[Description of the task] Output all entries precisely.

====== Material for this exercise

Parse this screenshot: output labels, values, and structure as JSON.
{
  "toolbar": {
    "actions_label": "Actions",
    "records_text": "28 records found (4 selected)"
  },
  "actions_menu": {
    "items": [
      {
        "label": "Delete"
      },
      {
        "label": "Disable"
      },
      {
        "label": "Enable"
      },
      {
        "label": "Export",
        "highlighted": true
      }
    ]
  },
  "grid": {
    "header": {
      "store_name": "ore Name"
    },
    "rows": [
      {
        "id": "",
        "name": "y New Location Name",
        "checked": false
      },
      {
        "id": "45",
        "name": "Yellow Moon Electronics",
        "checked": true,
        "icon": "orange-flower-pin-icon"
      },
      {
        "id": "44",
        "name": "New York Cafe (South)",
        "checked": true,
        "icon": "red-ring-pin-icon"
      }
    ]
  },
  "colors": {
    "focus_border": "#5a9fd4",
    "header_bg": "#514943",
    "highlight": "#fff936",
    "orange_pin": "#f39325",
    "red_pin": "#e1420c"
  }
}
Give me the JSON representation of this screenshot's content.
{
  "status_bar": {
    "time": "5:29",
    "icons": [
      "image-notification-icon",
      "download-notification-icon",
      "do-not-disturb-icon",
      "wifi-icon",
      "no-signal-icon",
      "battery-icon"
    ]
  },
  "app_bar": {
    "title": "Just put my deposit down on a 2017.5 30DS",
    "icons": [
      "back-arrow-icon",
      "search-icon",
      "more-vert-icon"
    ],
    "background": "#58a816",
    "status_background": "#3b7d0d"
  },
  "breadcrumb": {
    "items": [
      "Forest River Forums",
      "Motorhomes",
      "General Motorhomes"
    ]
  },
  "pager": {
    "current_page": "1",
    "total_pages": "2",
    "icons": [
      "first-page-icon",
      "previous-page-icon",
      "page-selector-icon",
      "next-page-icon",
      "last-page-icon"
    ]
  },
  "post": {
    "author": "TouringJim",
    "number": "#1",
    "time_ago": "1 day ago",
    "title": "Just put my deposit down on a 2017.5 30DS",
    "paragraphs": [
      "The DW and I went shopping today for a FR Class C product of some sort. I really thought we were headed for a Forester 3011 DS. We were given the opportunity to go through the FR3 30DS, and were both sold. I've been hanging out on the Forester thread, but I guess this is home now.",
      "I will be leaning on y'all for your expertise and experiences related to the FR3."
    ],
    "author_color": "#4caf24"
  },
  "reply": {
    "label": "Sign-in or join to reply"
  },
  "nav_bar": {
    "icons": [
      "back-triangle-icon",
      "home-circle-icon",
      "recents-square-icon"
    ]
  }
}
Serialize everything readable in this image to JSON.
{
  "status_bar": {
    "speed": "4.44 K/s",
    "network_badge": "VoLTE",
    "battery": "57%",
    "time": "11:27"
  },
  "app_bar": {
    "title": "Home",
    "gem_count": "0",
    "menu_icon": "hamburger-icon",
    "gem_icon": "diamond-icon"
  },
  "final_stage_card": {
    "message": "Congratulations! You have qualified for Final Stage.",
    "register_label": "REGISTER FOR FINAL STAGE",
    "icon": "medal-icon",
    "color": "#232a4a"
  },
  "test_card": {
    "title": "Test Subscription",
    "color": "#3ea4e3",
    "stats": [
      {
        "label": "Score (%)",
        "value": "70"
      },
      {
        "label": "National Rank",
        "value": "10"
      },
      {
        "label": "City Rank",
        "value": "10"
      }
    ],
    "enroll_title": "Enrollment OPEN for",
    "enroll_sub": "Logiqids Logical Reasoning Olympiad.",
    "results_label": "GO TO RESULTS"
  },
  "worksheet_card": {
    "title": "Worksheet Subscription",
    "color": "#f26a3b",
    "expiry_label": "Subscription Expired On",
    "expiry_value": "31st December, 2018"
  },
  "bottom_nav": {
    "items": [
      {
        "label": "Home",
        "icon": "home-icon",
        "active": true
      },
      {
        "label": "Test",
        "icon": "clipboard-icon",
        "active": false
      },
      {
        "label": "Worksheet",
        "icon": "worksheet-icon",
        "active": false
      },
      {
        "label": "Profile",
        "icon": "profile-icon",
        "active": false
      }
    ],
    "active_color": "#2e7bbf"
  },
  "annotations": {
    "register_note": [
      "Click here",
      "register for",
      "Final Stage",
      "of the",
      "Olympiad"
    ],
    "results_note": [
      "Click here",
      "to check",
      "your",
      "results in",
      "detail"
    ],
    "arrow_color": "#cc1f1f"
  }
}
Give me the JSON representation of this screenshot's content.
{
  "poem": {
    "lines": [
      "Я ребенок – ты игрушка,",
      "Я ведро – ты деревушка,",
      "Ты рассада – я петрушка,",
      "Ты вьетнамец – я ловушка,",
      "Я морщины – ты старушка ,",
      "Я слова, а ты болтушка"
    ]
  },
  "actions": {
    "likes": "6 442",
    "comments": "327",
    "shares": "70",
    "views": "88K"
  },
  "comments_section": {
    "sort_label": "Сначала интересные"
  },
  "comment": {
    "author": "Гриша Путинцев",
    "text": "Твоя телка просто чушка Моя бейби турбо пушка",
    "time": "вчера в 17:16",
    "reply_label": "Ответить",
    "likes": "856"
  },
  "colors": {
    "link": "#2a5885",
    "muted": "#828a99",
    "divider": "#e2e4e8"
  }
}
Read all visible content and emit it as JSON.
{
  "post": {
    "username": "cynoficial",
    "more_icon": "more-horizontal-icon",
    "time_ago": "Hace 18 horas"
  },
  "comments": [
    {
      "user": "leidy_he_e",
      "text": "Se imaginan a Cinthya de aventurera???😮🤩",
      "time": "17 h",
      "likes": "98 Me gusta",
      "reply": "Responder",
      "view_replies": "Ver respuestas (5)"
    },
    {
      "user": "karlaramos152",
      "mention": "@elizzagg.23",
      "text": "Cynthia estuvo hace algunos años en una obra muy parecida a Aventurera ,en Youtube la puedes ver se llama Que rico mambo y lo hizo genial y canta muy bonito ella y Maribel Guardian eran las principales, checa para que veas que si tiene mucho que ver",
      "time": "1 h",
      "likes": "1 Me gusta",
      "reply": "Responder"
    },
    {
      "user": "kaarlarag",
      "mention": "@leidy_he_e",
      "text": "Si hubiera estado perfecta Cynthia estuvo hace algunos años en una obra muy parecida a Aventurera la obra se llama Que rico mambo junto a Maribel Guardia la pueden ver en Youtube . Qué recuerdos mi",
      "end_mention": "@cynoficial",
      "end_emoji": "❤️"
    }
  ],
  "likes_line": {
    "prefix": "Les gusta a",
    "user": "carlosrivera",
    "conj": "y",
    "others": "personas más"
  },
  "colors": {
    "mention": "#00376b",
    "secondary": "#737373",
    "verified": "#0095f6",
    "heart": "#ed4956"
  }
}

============

[The answer]
Parse this screenshot: output labels, values, and structure as JSON.
{
  "toolbar": {
    "actions_label": "Actions",
    "records_text": "28 records found (4 selected)"
  },
  "actions_menu": {
    "items": [
      {
        "label": "Delete"
      },
      {
        "label": "Disable"
      },
      {
        "label": "Enable"
      },
      {
        "label": "Export",
        "highlighted": true
      }
    ]
  },
  "grid": {
    "header": {
      "store_name": "ore Name"
    },
    "rows": [
      {
        "id": "",
        "name": "y New Location Name",
        "checked": false
      },
      {
        "id": "45",
        "name": "Yellow Moon Electronics",
        "checked": true,
        "icon": "orange-flower-pin-icon"
      },
      {
        "id": "44",
        "name": "New York Cafe (South)",
        "checked": true,
        "icon": "red-ring-pin-icon"
      }
    ]
  },
  "colors": {
    "focus_border": "#5a9fd4",
    "header_bg": "#514943",
    "highlight": "#fff936",
    "orange_pin": "#f39325",
    "red_pin": "#e1420c"
  }
}
Give me the JSON representation of this screenshot's content.
{
  "status_bar": {
    "time": "5:29",
    "icons": [
      "image-notification-icon",
      "download-notification-icon",
      "do-not-disturb-icon",
      "wifi-icon",
      "no-signal-icon",
      "battery-icon"
    ]
  },
  "app_bar": {
    "title": "Just put my deposit down on a 2017.5 30DS",
    "icons": [
      "back-arrow-icon",
      "search-icon",
      "more-vert-icon"
    ],
    "background": "#58a816",
    "status_background": "#3b7d0d"
  },
  "breadcrumb": {
    "items": [
      "Forest River Forums",
      "Motorhomes",
      "General Motorhomes"
    ]
  },
  "pager": {
    "current_page": "1",
    "total_pages": "2",
    "icons": [
      "first-page-icon",
      "previous-page-icon",
      "page-selector-icon",
      "next-page-icon",
      "last-page-icon"
    ]
  },
  "post": {
    "author": "TouringJim",
    "number": "#1",
    "time_ago": "1 day ago",
    "title": "Just put my deposit down on a 2017.5 30DS",
    "paragraphs": [
      "The DW and I went shopping today for a FR Class C product of some sort. I really thought we were headed for a Forester 3011 DS. We were given the opportunity to go through the FR3 30DS, and were both sold. I've been hanging out on the Forester thread, but I guess this is home now.",
      "I will be leaning on y'all for your expertise and experiences related to the FR3."
    ],
    "author_color": "#4caf24"
  },
  "reply": {
    "label": "Sign-in or join to reply"
  },
  "nav_bar": {
    "icons": [
      "back-triangle-icon",
      "home-circle-icon",
      "recents-square-icon"
    ]
  }
}
Serialize everything readable in this image to JSON.
{
  "status_bar": {
    "speed": "4.44 K/s",
    "network_badge": "VoLTE",
    "battery": "57%",
    "time": "11:27"
  },
  "app_bar": {
    "title": "Home",
    "gem_count": "0",
    "menu_icon": "hamburger-icon",
    "gem_icon": "diamond-icon"
  },
  "final_stage_card": {
    "message": "Congratulations! You have qualified for Final Stage.",
    "register_label": "REGISTER FOR FINAL STAGE",
    "icon": "medal-icon",
    "color": "#232a4a"
  },
  "test_card": {
    "title": "Test Subscription",
    "color": "#3ea4e3",
    "stats": [
      {
        "label": "Score (%)",
        "value": "70"
      },
      {
        "label": "National Rank",
        "value": "10"
      },
      {
        "label": "City Rank",
        "value": "10"
      }
    ],
    "enroll_title": "Enrollment OPEN for",
    "enroll_sub": "Logiqids Logical Reasoning Olympiad.",
    "results_label": "GO TO RESULTS"
  },
  "worksheet_card": {
    "title": "Worksheet Subscription",
    "color": "#f26a3b",
    "expiry_label": "Subscription Expired On",
    "expiry_value": "31st December, 2018"
  },
  "bottom_nav": {
    "items": [
      {
        "label": "Home",
        "icon": "home-icon",
        "active": true
      },
      {
        "label": "Test",
        "icon": "clipboard-icon",
        "active": false
      },
      {
        "label": "Worksheet",
        "icon": "worksheet-icon",
        "active": false
      },
      {
        "label": "Profile",
        "icon": "profile-icon",
        "active": false
      }
    ],
    "active_color": "#2e7bbf"
  },
  "annotations": {
    "register_note": [
      "Click here",
      "register for",
      "Final Stage",
      "of the",
      "Olympiad"
    ],
    "results_note": [
      "Click here",
      "to check",
      "your",
      "results in",
      "detail"
    ],
    "arrow_color": "#cc1f1f"
  }
}
Give me the JSON representation of this screenshot's content.
{
  "poem": {
    "lines": [
      "Я ребенок – ты игрушка,",
      "Я ведро – ты деревушка,",
      "Ты рассада – я петрушка,",
      "Ты вьетнамец – я ловушка,",
      "Я морщины – ты старушка ,",
      "Я слова, а ты болтушка"
    ]
  },
  "actions": {
    "likes": "6 442",
    "comments": "327",
    "shares": "70",
    "views": "88K"
  },
  "comments_section": {
    "sort_label": "Сначала интересные"
  },
  "comment": {
    "author": "Гриша Путинцев",
    "text": "Твоя телка просто чушка Моя бейби турбо пушка",
    "time": "вчера в 17:16",
    "reply_label": "Ответить",
    "likes": "856"
  },
  "colors": {
    "link": "#2a5885",
    "muted": "#828a99",
    "divider": "#e2e4e8"
  }
}
Read all visible content and emit it as JSON.
{
  "post": {
    "username": "cynoficial",
    "more_icon": "more-horizontal-icon",
    "time_ago": "Hace 18 horas"
  },
  "comments": [
    {
      "user": "leidy_he_e",
      "text": "Se imaginan a Cinthya de aventurera???😮🤩",
      "time": "17 h",
      "likes": "98 Me gusta",
      "reply": "Responder",
      "view_replies": "Ver respuestas (5)"
    },
    {
      "user": "karlaramos152",
      "mention": "@elizzagg.23",
      "text": "Cynthia estuvo hace algunos años en una obra muy parecida a Aventurera ,en Youtube la puedes ver se llama Que rico mambo y lo hizo genial y canta muy bonito ella y Maribel Guardian eran las principales, checa para que veas que si tiene mucho que ver",
      "time": "1 h",
      "likes": "1 Me gusta",
      "reply": "Responder"
    },
    {
      "user": "kaarlarag",
      "mention": "@leidy_he_e",
      "text": "Si hubiera estado perfecta Cynthia estuvo hace algunos años en una obra muy parecida a Aventurera la obra se llama Que rico mambo junto a Maribel Guardia la pueden ver en Youtube . Qué recuerdos mi",
      "end_mention": "@cynoficial",
      "end_emoji": "❤️"
    }
  ],
  "likes_line": {
    "prefix": "Les gusta a",
    "user": "carlosrivera",
    "conj": "y",
    "others": "personas más"
  },
  "colors": {
    "mention": "#00376b",
    "secondary": "#737373",
    "verified": "#0095f6",
    "heart": "#ed4956"
  }
}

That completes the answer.